* **Record set**:
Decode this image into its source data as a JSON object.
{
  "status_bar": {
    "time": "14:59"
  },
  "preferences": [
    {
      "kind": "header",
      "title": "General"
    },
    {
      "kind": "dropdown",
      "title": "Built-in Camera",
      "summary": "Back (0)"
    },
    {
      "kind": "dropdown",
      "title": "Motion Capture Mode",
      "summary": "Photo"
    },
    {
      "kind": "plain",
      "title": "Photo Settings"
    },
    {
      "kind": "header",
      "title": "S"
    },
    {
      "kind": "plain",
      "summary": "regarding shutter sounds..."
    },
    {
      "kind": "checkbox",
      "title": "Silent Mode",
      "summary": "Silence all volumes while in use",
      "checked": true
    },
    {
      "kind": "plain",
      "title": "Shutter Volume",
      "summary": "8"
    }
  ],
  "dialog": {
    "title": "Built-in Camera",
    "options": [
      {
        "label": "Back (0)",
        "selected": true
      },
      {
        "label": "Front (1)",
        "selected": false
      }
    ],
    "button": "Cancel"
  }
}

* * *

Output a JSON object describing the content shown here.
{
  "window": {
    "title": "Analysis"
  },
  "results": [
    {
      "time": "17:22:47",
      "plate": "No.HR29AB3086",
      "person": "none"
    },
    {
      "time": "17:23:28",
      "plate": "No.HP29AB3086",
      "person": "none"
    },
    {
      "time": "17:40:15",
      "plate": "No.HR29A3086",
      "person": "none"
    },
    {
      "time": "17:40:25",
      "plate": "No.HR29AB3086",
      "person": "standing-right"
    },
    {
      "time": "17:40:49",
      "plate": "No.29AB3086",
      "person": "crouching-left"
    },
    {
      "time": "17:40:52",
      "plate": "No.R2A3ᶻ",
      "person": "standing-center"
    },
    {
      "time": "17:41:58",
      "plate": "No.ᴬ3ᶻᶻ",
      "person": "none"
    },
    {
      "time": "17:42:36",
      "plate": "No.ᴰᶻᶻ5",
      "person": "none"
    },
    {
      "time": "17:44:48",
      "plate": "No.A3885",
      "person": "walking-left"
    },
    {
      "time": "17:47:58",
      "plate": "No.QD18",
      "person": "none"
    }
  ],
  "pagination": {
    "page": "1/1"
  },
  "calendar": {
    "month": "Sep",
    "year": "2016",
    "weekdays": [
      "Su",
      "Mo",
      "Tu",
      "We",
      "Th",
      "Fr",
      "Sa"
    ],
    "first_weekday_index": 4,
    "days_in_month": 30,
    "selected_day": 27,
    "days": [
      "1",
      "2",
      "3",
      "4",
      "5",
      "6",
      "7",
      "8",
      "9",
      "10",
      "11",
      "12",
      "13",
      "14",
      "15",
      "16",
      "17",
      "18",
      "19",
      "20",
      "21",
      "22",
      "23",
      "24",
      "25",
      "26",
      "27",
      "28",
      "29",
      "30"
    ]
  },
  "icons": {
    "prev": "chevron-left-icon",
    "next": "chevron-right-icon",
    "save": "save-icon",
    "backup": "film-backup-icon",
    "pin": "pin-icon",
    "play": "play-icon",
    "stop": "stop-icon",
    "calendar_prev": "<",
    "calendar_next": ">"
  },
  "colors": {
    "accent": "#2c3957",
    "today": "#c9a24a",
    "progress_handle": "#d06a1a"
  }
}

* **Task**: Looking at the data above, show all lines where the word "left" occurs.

* **Answer to this task**:
      "person": "crouching-left"
      "person": "walking-left"
    "prev": "chevron-left-icon",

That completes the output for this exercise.